If I told you I paid nearly £50 for a man to sit in a chair and tell me about Greek myths for three hours, you’d probably think I was crazy. Well, what about if I told you it was one of the best shows I’ve ever been too? Here’s my review of Stephen Fry’s second instalment of the Mythos series ‘Man’ performed at The Lowry, Salford.
SENSATIONAL STEPHEN FRY’s MYTHOS
I’ve always admired Stephen Fry. I don’t know whether it’s the Kings Lynn connection (my mum went to the same school as he did), but he’s always been a big name in our family. Over the years, I’ve especially fallen in love with his way of words. He can make even the most boring topic seem exciting and the most awful sound beautiful. He’s always been one of my favourite ‘celebrities’ for that reason, and I’ve always wanted to see him live. Unfortunately, as he hasn’t done a tour for 40 years, I thought my chances were very slim. Until, he announced he was touring the country with the show ‘Mythos’.

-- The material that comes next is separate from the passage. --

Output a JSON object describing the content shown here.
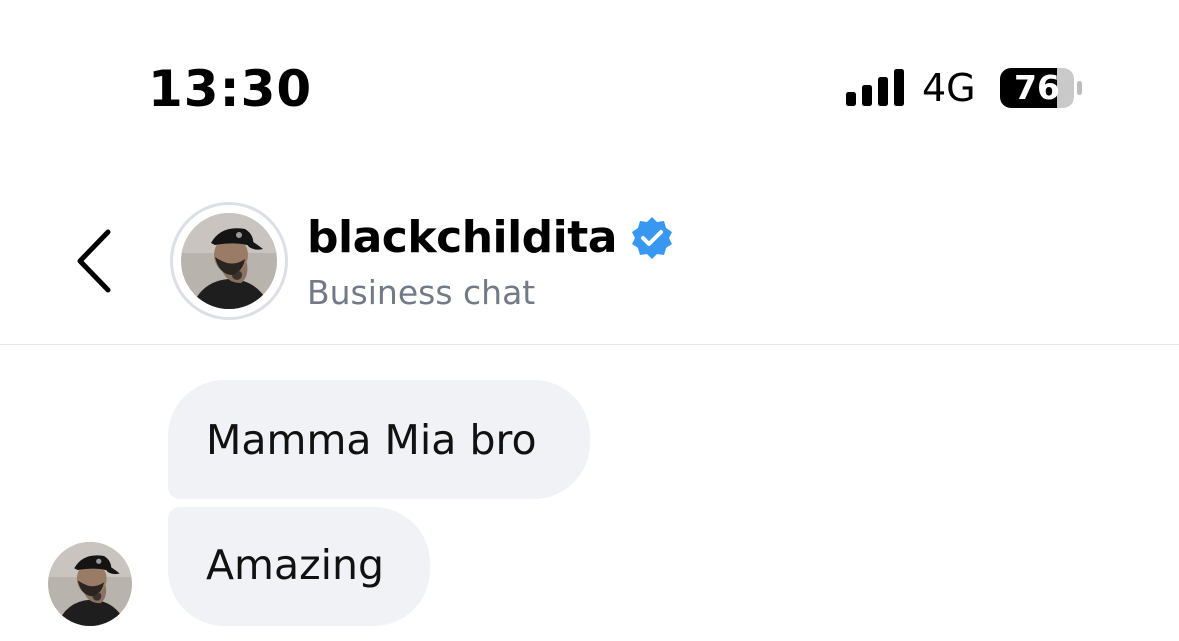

Stephen Fry has never been shy when it comes to his love for Greek mythology. And while it’s always been something I’ve been slightly fascinated by, I’ve never gone out of my way to learn about it. That was until Fry released his first book on the topic, ‘Mythos‘. I bought it for my holiday read, because I knew whatever Fry writes about would interest me. And as soon as I picked it up, I was captivated by Fry’s way of telling these incredible myths.
With a love for his writing style, I couldn’t wait to get tickets for his tour and witness these wonderful words come to life. There were three instalments, Gods, Heroes and Men which talk about Greek myths from beginning to end. I was lucky enough to attend Heroes.

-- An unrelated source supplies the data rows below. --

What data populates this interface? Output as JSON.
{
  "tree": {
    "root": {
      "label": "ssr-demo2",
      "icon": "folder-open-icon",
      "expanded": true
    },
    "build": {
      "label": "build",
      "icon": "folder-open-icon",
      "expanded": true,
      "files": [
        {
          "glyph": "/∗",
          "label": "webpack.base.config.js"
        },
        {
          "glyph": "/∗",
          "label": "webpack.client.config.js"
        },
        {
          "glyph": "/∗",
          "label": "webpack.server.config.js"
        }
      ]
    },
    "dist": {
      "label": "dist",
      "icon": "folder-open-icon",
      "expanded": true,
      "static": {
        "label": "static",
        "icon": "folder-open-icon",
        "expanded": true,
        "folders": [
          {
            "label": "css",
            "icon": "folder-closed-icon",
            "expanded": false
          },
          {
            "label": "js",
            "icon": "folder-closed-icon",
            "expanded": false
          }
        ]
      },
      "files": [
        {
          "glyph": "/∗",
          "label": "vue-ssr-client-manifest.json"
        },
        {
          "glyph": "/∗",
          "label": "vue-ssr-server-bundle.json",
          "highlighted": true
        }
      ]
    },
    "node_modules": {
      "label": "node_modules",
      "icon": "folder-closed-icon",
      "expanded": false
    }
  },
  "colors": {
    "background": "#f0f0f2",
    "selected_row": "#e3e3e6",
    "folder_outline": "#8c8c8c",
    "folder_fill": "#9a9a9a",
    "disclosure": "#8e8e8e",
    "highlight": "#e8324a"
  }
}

As we entered the theatre at The Lowry in Salford, the stage had only a large brown chair in the centre. As the time came when Stephen entered the stage, the crowd absolutely roared for him. And the second he spoke, the whole place went silent and from there, engrossed in everything he had to say.
As he sat in the leather chair, he told the stories of the heroes in Greek mythology – including the most well known, Hercules. Every person in the audience listened and was engaged in the great stories he was telling. He is so entertaining – one of my favourite things was the way he was using different dialects to make these greek mythology characters have persona and passion. The only thing that accompanied Stephen Fry and his voice was great use of lighting and a change of digital design that was the backdrop to these amazing stories.
And while I write this, it really hits home how good Fry is at story telling. Because essentially, that’s all he did for two and a half hours. I know he has said he has a photographic memory before, but wow that is impressive. Of course there were times when he stumbled or said something that wasn’t right, but that added to the charm of the show – and made it funny. There were also little games where the audience could participate, and these games involved Fry going off on tangents about his own views on the myths.
OVERALL THOUGHTS ON MYTHOS
I never thought someone sat in a chair talking to a massive theatre could be such a personal experience – it was like he was only talking to me the whole time. It was serious, funny, entertaining, emotional and thought-provoking all at the same moment. I had only small knowledge prior to coming to the show, and I left with so much, and all of it was clear to understand from start to end.
And of course, I’m so glad I got to see Stephen Fry perform in person! So it was an amazing show and a tick off my bucket list.